- Conflicting personality or leadership styles
- Lack of commitment and follow-through
- Office politics
- Knee-jerk actions
- Seemingly irreconcilable differences
- An atmosphere of defeatism
- A legacy of distrust
Nevertheless, it is possible to overcome all of these obstacles with Maruska’s decision making process.
Did you know that the average person makes up to 5,000 decisions a day? Some of these decisions are practically instinctual, while others are intentionally scrutinized. Author Suzanne Eller says, “Some of our everyday choices are random, others weighty, but many of our decisions are choice points…they lead us in one direction or another.” She points out that the direction we take can determine the eventual outcome. In other words, our reactions to people and circumstances – choice points – can mean the difference between success and failure. Consider the following components of every choice point.
Choice Points Reflect Personal Values
What are the non-negotiable principles in your life? You live by these standards. Your own values can narrow the choices in decision-making. For example, if one of your personal values were honesty, then a decision to avoid the truth in a situation would be out of the question. Roy Disney went so far as to say, “It’s not hard to make decisions when you know what your values are.”
Choice Points Involve Relationships
Involve the right people. If this is a work environment, who might you collaborate with to address the issue appropriately? Asking for input from others, becoming well informed of pertinent facts, and considering different points of view are all ways of expanding your capacity to arrive at a sound decision on any matter. Remember, too, that your choices affect others. Actions and attitudes in decision-making can impact the direction of people who, in turn, may influence final results.
Choice Points Offer New Scenarios
Think a decision through to its outcome and implications. Name the steps in a decision and describe the consequences of each step. Form “If-Then” statements: “If I do this, then that will happen.” The emerging details of the “If-Then” statements clarify the results of the decision. Thinking about what a decision ultimately means for you and others will help you make the best decision. A good source for tools to aid in decision scenarios is www.mindtools.com.
Author John Maxwell encourages, “Successful leaders have the courage to take action while others hesitate.” Reflect on your values, your relationships, and the consequences of your decisions. Meet all of your choice points with confidence!
About the Author:
How many decisions do you make each day? According to studies of the human brain, the average adult makes over 30,000 decisions or choices daily!
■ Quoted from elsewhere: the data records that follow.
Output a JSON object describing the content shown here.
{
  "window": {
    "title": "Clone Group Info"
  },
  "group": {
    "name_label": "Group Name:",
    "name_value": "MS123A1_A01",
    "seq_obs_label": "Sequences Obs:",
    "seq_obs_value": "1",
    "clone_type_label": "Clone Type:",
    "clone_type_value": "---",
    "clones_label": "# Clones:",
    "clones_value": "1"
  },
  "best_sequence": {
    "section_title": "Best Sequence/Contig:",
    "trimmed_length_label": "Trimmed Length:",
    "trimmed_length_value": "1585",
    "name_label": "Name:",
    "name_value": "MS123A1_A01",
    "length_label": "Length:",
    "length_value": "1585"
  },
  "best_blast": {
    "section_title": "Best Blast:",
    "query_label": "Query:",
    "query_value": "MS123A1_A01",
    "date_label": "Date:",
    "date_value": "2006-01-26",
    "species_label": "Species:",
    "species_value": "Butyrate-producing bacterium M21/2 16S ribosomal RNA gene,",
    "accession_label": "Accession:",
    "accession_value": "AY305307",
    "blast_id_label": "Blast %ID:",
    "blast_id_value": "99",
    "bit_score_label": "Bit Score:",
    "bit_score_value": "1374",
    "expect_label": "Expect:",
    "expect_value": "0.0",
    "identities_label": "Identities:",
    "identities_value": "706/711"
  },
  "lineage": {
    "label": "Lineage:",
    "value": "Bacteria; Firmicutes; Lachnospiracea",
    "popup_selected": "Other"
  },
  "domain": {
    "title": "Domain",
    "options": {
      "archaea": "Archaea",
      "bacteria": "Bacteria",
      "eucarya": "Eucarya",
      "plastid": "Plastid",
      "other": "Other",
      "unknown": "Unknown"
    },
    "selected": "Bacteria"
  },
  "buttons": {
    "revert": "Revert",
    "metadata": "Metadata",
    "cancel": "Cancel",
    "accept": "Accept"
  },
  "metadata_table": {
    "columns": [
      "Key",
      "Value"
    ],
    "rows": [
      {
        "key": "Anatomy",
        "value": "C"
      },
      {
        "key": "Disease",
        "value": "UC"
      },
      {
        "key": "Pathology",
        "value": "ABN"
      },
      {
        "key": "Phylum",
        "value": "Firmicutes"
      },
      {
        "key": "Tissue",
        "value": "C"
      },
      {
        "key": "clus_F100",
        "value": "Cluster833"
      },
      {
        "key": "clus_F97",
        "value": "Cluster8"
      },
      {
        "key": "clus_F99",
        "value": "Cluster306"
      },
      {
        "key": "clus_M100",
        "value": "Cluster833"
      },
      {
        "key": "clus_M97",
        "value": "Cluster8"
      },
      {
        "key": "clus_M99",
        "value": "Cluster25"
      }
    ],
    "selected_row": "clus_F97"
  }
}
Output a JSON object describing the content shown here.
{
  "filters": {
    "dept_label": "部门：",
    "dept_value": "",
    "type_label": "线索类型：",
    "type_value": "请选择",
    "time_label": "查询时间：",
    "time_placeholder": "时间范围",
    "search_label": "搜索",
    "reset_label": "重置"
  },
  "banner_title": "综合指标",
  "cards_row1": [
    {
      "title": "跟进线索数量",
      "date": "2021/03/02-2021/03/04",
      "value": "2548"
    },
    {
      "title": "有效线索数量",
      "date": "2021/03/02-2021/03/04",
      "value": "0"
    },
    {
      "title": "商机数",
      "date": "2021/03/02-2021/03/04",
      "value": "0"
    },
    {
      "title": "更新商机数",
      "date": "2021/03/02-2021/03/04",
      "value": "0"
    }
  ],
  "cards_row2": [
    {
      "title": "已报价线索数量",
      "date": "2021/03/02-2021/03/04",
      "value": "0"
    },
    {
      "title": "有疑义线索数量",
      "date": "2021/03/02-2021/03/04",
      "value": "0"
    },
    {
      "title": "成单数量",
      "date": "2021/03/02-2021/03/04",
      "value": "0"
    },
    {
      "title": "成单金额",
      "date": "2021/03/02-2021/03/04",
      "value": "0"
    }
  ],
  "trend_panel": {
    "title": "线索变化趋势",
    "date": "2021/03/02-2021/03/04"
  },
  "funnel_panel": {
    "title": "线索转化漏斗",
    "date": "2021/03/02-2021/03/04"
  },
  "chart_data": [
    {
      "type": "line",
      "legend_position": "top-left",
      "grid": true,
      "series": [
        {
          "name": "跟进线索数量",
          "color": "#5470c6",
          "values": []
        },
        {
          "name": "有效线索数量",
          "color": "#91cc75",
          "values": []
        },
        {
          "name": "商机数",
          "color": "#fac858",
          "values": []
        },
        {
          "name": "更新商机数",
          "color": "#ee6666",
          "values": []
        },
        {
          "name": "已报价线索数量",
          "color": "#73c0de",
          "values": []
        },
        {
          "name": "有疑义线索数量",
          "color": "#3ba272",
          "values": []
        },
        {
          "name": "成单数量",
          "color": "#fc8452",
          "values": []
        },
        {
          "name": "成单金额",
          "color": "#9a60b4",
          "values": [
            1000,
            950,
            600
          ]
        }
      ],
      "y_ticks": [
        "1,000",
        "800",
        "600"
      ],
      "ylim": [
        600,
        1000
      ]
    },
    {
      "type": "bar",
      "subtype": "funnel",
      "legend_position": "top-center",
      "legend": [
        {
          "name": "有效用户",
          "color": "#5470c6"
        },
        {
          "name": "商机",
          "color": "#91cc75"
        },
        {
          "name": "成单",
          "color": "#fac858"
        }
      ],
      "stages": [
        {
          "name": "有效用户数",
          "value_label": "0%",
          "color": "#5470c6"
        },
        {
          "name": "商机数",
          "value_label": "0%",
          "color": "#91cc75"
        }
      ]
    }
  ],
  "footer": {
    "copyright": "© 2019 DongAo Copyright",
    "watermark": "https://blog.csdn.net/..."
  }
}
The choices range from almost automatic responses to conscious decisions over which one may labor. About 200 daily decisions are food related. University researcher Kathleen Vohs, PhD reports, “…simply the act of choosing can cause mental fatigue.” Studies of people who made many decisions early in the day show that the brain taxed with abundant decision-making will not perform as well in decision-making or other areas, like simple math, by the afternoon. Mental acuity will decrease until rejuvenation occurs. Nevertheless, it is unrealistic to think one can “call it a day” at noon! Even if mental ability is decreased, it’s still one’s responsibility to function for extended hours almost every day. How then can one make good choices leading to good outcomes—consistently? Willpower!
Decision-making is inevitable. Every day, everyone must make decisions. Some people make quick decisions; others slowly arrive at decisions. Decisions can involve trivial matters or life-and-death situations. Our decisions affect ourselves and affect others. Will Rogers said, “Even if you are on the right track, you will get run over if you just sit there.” How can you gain the skills necessary to make the best decisions? Here are three keys for making good decisions.
Good Decisions Express Personal Values
First, know your personal values; these values will guide you in all decisions. What are the non-negotiable principles in your life? These principles narrow the acceptable choices in decision-making. Roy Disney asserted, “It’s not hard to make decisions when you know what your values are.” If you deeply value honesty, deciding to avoid the truth causes personal anxiety.